The watch survived all the beatings, scrapings, and dunkings with hardly a scratch until it was hit by a seven pounds cast-iron skillet.

But it turns out you don't need a cast iron skillet to break an Apple Watch. In fact, in one case, all it took was a brief meeting with our old friend -- concrete.

Video blogger TechRax decided to drop test a brand new Apple Watch Sport. And talk about going off-script.

He threw what amounted to a regular old temper tantrum. And then had the good nature to post it online.

"Well that's a bit disconcerting," said prospective Apple Watch buyer Christopher Jablonski after watching the videos. "Because, you know, if I'm on my mountain bike and I fly into a rock, usually your hands fly out first."

The sport model has a glass screen. But the stainless steel version uses more durable sapphire.
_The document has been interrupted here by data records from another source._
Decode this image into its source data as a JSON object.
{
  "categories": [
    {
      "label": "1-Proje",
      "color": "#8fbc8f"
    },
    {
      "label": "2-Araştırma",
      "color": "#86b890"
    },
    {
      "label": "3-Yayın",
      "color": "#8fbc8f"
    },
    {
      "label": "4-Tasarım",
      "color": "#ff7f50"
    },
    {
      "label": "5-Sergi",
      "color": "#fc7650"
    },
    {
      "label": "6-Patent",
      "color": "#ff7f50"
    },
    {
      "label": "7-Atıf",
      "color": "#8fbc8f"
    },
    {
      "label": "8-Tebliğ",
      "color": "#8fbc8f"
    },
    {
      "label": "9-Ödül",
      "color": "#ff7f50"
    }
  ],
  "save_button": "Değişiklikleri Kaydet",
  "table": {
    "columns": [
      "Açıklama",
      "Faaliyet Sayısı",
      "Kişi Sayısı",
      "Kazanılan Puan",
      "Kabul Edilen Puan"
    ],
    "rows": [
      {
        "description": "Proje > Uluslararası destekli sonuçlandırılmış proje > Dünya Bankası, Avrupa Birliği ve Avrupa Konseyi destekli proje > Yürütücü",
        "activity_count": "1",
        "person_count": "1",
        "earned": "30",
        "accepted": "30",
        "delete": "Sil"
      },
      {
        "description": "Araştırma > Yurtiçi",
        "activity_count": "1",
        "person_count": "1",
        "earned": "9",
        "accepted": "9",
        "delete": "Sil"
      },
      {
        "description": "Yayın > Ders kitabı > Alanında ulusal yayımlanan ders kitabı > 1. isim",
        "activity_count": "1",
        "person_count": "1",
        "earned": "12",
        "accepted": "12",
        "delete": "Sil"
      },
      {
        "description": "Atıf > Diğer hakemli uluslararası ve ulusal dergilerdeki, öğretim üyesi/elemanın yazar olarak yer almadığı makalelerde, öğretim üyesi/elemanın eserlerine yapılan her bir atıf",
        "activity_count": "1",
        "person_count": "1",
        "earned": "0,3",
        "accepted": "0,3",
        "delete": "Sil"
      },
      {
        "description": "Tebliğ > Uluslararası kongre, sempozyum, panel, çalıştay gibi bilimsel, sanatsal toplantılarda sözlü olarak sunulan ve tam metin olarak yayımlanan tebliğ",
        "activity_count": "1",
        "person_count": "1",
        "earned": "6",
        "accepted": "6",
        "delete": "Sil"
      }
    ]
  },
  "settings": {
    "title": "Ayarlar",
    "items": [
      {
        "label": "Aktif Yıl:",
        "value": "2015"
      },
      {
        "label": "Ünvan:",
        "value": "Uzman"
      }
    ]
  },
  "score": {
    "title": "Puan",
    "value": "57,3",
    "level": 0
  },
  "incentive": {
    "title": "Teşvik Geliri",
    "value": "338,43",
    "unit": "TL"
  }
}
So would that hold up?

"It's really only a matter of time before us or somebody else puts it to the test," Profis said.